Included with the app – a successor to the discontinued Eurosport Player – is a bundle of other content owned by the factual television giant, such as “the best of Gold Rush, 90 Day Fiancé and Ghost Adventures”.
If memory serves, Discovery is also big into sharks and trucks, so if sharks, trucks, ghosts and seeing every minute of the modern pentathlon are your bag, this could be the app for you.
But in less-entertaining developments, a stadium-sized shadow has darkened over Discovery’s big Olympics-fuelled push. The company’s first response to the postponement of the Games in March 2020 was to retract its full-year financial guidance and draw down $500 million from a revolving credit facility to shore up its balance sheet.
It then went on a more upbeat phase, with chief executive David Zaslav suggesting 2021 could prove a "little better" because the proximity in time of Tokyo to the Beijing 2022 winter Olympics would allow it to market both Games together.
The virus has not co-operated with this optimism. Yes, Tokyo 2020 is going ahead from this Friday, but it will do so amid a hostility that makes the fierce local opposition to previous Games seem like mild grumbles in retrospect. Japan is not celebrating the Olympics, it is suffering them.
Even in the history of the Games failing to live up to the doves-accessorised "Olympism" perpetuated by the IOC, there has never been anything quite like the sight of top sponsor Toyota pulling all Olympic-themed ads on Japanese television for fear of being associated with the hated event.
From the dismal sight of empty venues to the chaos of athletes testing Covid-positive, the circumstances do not exactly help broadcasters trying to bask in the reflected glory of sporting achievement.
Discovery can perhaps take some comfort in not being the only traditional television broadcaster vying to use the Olympics to turbo-charge its streaming efforts and compete with Disney and Big Tech. In the US, NBC – owned by Sky’s parent company Comcast – is hopeful that the Games will boost interest in its nascent streamer Peacock.

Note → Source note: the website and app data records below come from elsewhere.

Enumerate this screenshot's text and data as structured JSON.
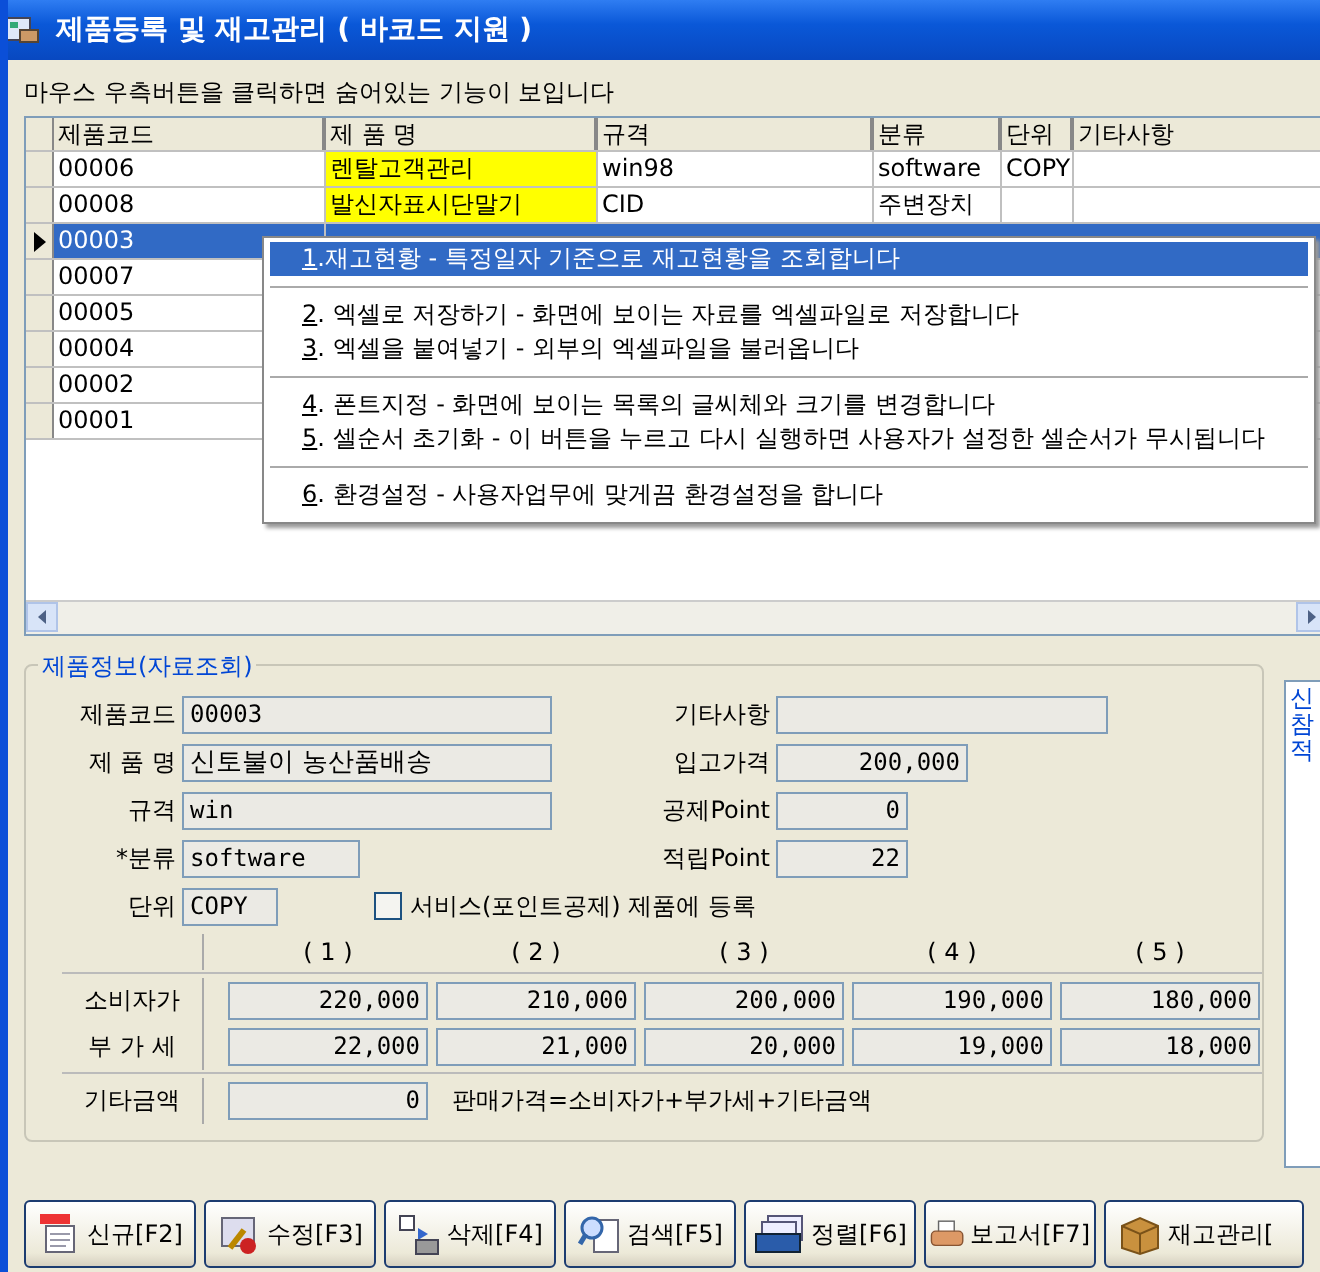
{
  "window": {
    "title": "제품등록 및 재고관리 ( 바코드 지원 )"
  },
  "hint": "마우스 우측버튼을 클릭하면 숨어있는 기능이 보입니다",
  "table": {
    "columns": [
      "제품코드",
      "제 품 명",
      "규격",
      "분류",
      "단위",
      "기타사항"
    ],
    "rows": [
      {
        "code": "00006",
        "name": "렌탈고객관리",
        "spec": "win98",
        "category": "software",
        "unit": "COPY",
        "highlighted": true,
        "selected": false
      },
      {
        "code": "00008",
        "name": "발신자표시단말기",
        "spec": "CID",
        "category": "주변장치",
        "highlighted": true,
        "selected": false
      },
      {
        "code": "00003",
        "selected": true
      },
      {
        "code": "00007",
        "selected": false
      },
      {
        "code": "00005",
        "selected": false
      },
      {
        "code": "00004",
        "selected": false
      },
      {
        "code": "00002",
        "selected": false
      },
      {
        "code": "00001",
        "selected": false
      }
    ]
  },
  "context_menu": {
    "groups": [
      [
        {
          "key": "1",
          "text": ".재고현황 - 특정일자 기준으로 재고현황을 조회합니다",
          "selected": true
        }
      ],
      [
        {
          "key": "2",
          "text": ". 엑셀로 저장하기 - 화면에 보이는 자료를 엑셀파일로 저장합니다",
          "selected": false
        },
        {
          "key": "3",
          "text": ". 엑셀을 붙여넣기 - 외부의 엑셀파일을 불러옵니다",
          "selected": false
        }
      ],
      [
        {
          "key": "4",
          "text": ". 폰트지정 - 화면에 보이는  목록의 글씨체와 크기를 변경합니다",
          "selected": false
        },
        {
          "key": "5",
          "text": ". 셀순서 초기화 - 이 버튼을 누르고 다시 실행하면 사용자가 설정한 셀순서가 무시됩니다",
          "selected": false
        }
      ],
      [
        {
          "key": "6",
          "text": ". 환경설정 - 사용자업무에 맞게끔 환경설정을 합니다",
          "selected": false
        }
      ]
    ]
  },
  "product_info": {
    "title": "제품정보(자료조회)",
    "code": {
      "label": "제품코드",
      "value": "00003"
    },
    "name": {
      "label": "제 품 명",
      "value": "신토불이 농산품배송"
    },
    "spec": {
      "label": "규격",
      "value": "win"
    },
    "category": {
      "label": "*분류",
      "value": "software"
    },
    "unit": {
      "label": "단위",
      "value": "COPY"
    },
    "notes": {
      "label": "기타사항"
    },
    "purchase_price": {
      "label": "입고가격",
      "value": "200,000"
    },
    "deduct_point": {
      "label": "공제Point",
      "value": "0"
    },
    "earn_point": {
      "label": "적립Point",
      "value": "22"
    },
    "service_checkbox": {
      "label": "서비스(포인트공제) 제품에 등록",
      "checked": false
    },
    "price_columns": [
      "( 1 )",
      "( 2 )",
      "( 3 )",
      "( 4 )",
      "( 5 )"
    ],
    "price_rows": [
      {
        "label": "소비자가",
        "values": [
          "220,000",
          "210,000",
          "200,000",
          "190,000",
          "180,000"
        ]
      },
      {
        "label": "부 가 세",
        "values": [
          "22,000",
          "21,000",
          "20,000",
          "19,000",
          "18,000"
        ]
      }
    ],
    "other_amount": {
      "label": "기타금액",
      "value": "0",
      "note": "판매가격=소비자가+부가세+기타금액"
    }
  },
  "side_panel": {
    "lines": [
      "신",
      "참",
      "적"
    ]
  },
  "buttons": [
    "신규[F2]",
    "수정[F3]",
    "삭제[F4]",
    "검색[F5]",
    "정렬[F6]",
    "보고서[F7]",
    "재고관리["
  ]
}
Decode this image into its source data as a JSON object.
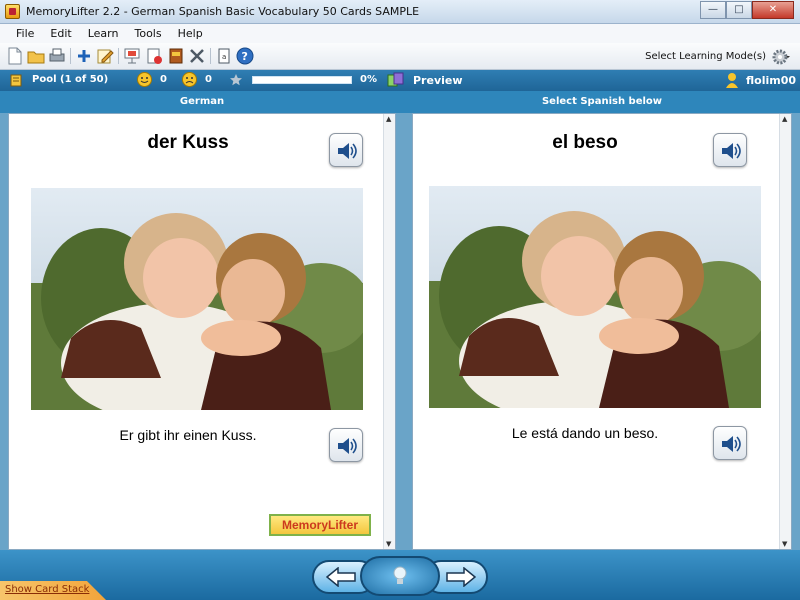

But it is a testament to the high-risk scale of investment demanded by the global streaming business that Discovery no longer intends to compete alone in it. In May, it announced it planned to merge with AT&T's WarnerMedia – of HBO Max and Warner Bros fame – and form a new company that will be 29 per cent owned by Discovery shareholders and 71 per cent owned by AT&T shareholders, with Zaslav as CEO.
Now John Malone, the Irish-American billionaire who controls cable giant Liberty Global (owner of Virgin Media Ireland) and has a voting stake of more than 25 per cent in Discovery, predicts Warner Bros Discovery can challenge for the streaming medal positions.
“I think we are not only going to be the third such platform, but I think we’ll be very competitive with the other two,” he told CNBC.
It’s good to have ambitions. In the meantime, media industry consolidation could become an Olympic event again, if only to prevent solo runners from over-extending themselves and collapsing on the track.